A lottery is a game in which people pay a small amount to have a chance to win a prize. The prizes can be cash or goods. Lottery games are popular around the world. Some governments regulate and organize them. Others license private businesses to run them.
A key component of a lottery is the drawing, a procedure for selecting winners. The drawing is often done with a pool or collection of tickets and their counterfoils from which the winning numbers are extracted. The tickets or counterfoils are thoroughly mixed by some mechanical means, such as shaking or tossing them. A computer may also be used for the purpose. Then, the lottery draws a series of combinations of the numbers or symbols.

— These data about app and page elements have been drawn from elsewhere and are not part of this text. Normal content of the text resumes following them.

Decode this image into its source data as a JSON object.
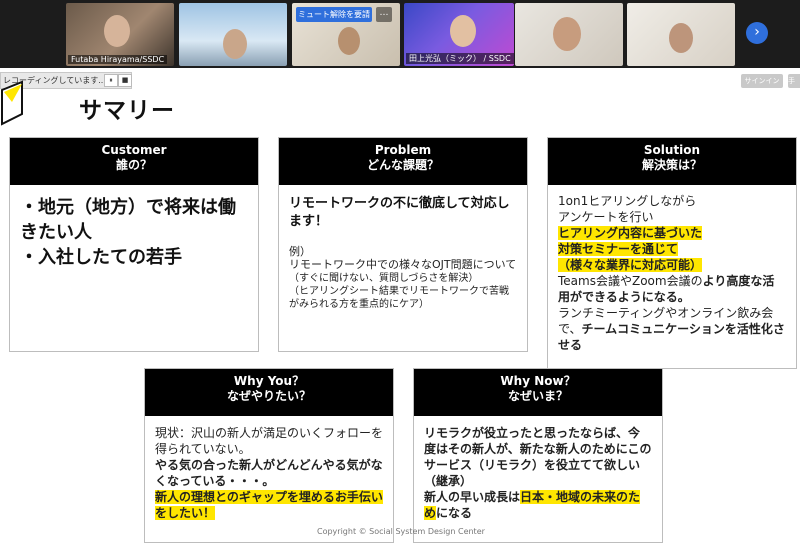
{
  "meeting": {
    "participants": [
      {
        "name": "Futaba Hirayama/SSDC"
      },
      {
        "name": ""
      },
      {
        "name": "",
        "unmute_label": "ミュート解除を要請",
        "more_label": "…"
      },
      {
        "name": "田上光弘（ミック） / SSDC"
      },
      {
        "name": ""
      },
      {
        "name": ""
      }
    ],
    "next_icon": "chevron-right-icon"
  },
  "recording": {
    "text": "レコーディングしています...",
    "pause_label": "⏸",
    "stop_label": "■"
  },
  "signin": {
    "label": "サインイン",
    "label2": "手"
  },
  "slide": {
    "title": "サマリー",
    "copyright": "Copyright © Social System Design Center",
    "customer": {
      "h1": "Customer",
      "h2": "誰の？",
      "line1": "・地元（地方）で将来は働きたい人",
      "line2": "・入社したての若手"
    },
    "problem": {
      "h1": "Problem",
      "h2": "どんな課題？",
      "main": "リモートワークの不に徹底して対応します！",
      "ex_label": "例）",
      "ex_text": "リモートワーク中での様々なOJT問題について",
      "note1": "（すぐに聞けない、質問しづらさを解決）",
      "note2": "（ヒアリングシート結果でリモートワークで苦戦がみられる方を重点的にケア）"
    },
    "solution": {
      "h1": "Solution",
      "h2": "解決策は？",
      "l1": "1on1ヒアリングしながら",
      "l2": "アンケートを行い",
      "hl1": "ヒアリング内容に基づいた",
      "hl2": "対策セミナーを通じて",
      "hl3": "（様々な業界に対応可能）",
      "t1": "Teams会議やZoom会議の",
      "t1b": "より高度な活用",
      "t1c": "ができるようになる。",
      "t2": "ランチミーティングやオンライン飲み会で、",
      "t2b": "チームコミュニケーションを活性化させる"
    },
    "whyyou": {
      "h1": "Why You？",
      "h2": "なぜやりたい？",
      "l1": "現状：沢山の新人が満足のいくフォローを得られていない。",
      "l2": "やる気の合った新人がどんどんやる気がなくなっている・・・。",
      "hl": "新人の理想とのギャップを埋めるお手伝いをしたい！"
    },
    "whynow": {
      "h1": "Why Now？",
      "h2": "なぜいま？",
      "l1a": "リモラク",
      "l1b": "が役立ったと思ったならば、今度はその新人が、新たな新人のためにこのサービス（リモラク）を役立てて欲しい（継承）",
      "l2a": "新人の早い成長は",
      "l2hl": "日本・地域の未来のため",
      "l2c": "になる"
    }
  },
  "colors": {
    "highlight": "#ffe600",
    "header": "#000000",
    "accent": "#2f6fdc"
  }
}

The winner is selected by whichever combination matches the winning numbers or symbols drawn.
The word lottery derives from the Dutch noun lotte, meaning “fate.” It is thought that the first recorded lotteries were held in the Low Countries in the 15th century to raise funds for town fortifications and to help the poor. The town records of Ghent, Bruges, and Utrecht show that the games were well-established by the beginning of the 16th century.
A lot of people simply enjoy gambling, and lottery advertising is effective at tapping into this sentiment. They see the huge jackpots advertised and want to try their luck. There are some who play the lottery regularly, even though they know the odds of hitting it big are long. Many of these players have quote-unquote systems that aren’t based on statistical reasoning, about which store to buy their tickets and what types of numbers to choose.